18 Feb 2011

Former engineer testifies at Tonga's Ashika trial

4:09 pm on 18 February 2011

A former marine engineer, Mosese Fakatou, who inspected Tonga's inter-island ferry just hours before it sank, has been giving evidence at the trial of four men facing charges over the tragedy.

The Princess Ashika sank on August the 5th in 2009, claiming 74 lives.

Mr Fakatou told the court he was asked by Bridge Marine Insurance to survey the vessel in early August.

Falemaka Fihaki reports:

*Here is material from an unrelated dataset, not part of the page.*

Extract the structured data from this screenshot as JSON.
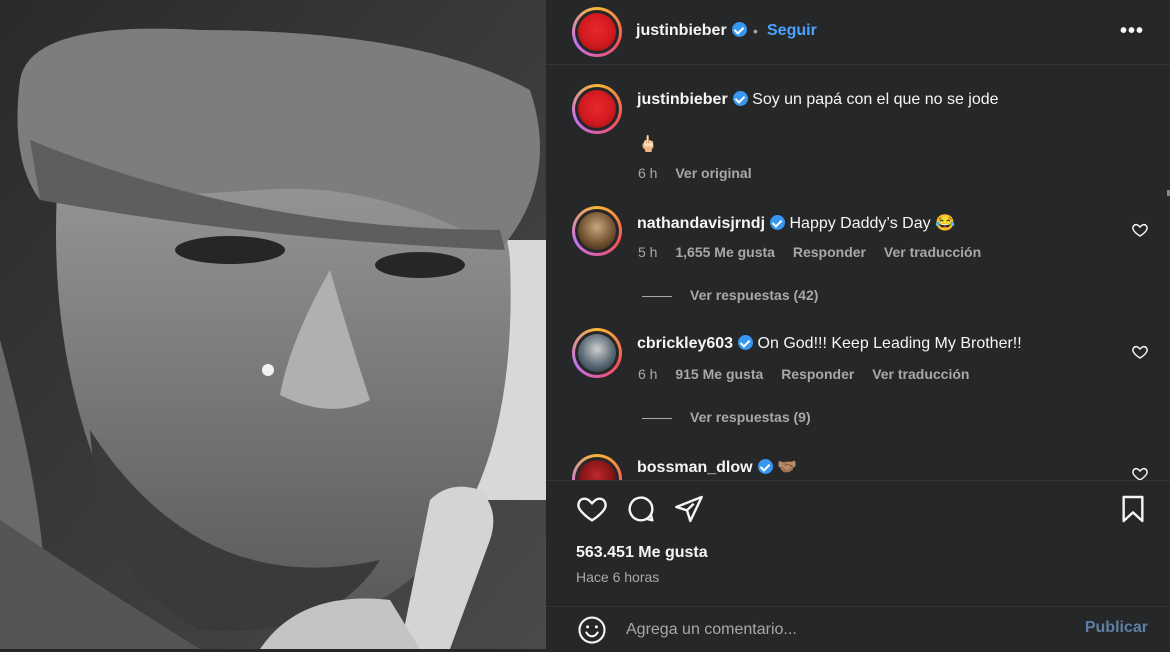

"The main areas Mosese Fakatou inspected were the cargo hold and the passenger area of the vessel. Mr Fakatou, using photographs, pointed out to the court rust corrosion and holes in numerous parts of the vessel. Some holes had been patched using concrete in what Mr Fakatou says should have been temporary measures. The ramps on the stern and bow had holes and gaps that could take in water while sailing. A photograph was shown of the hatch of the ship's void space which is responsible for keeping the vessel afloat. Mr Fakatou said if the void space took in water it could result in the sinking of the ship. The hatch had no hinges to fasten it and keep it shut which means water could enter. He also emphasised the fact that the vessel was not built for the open sea with the absence of non return valves to let out sea and rain water while keeping water from coming back in the vessel."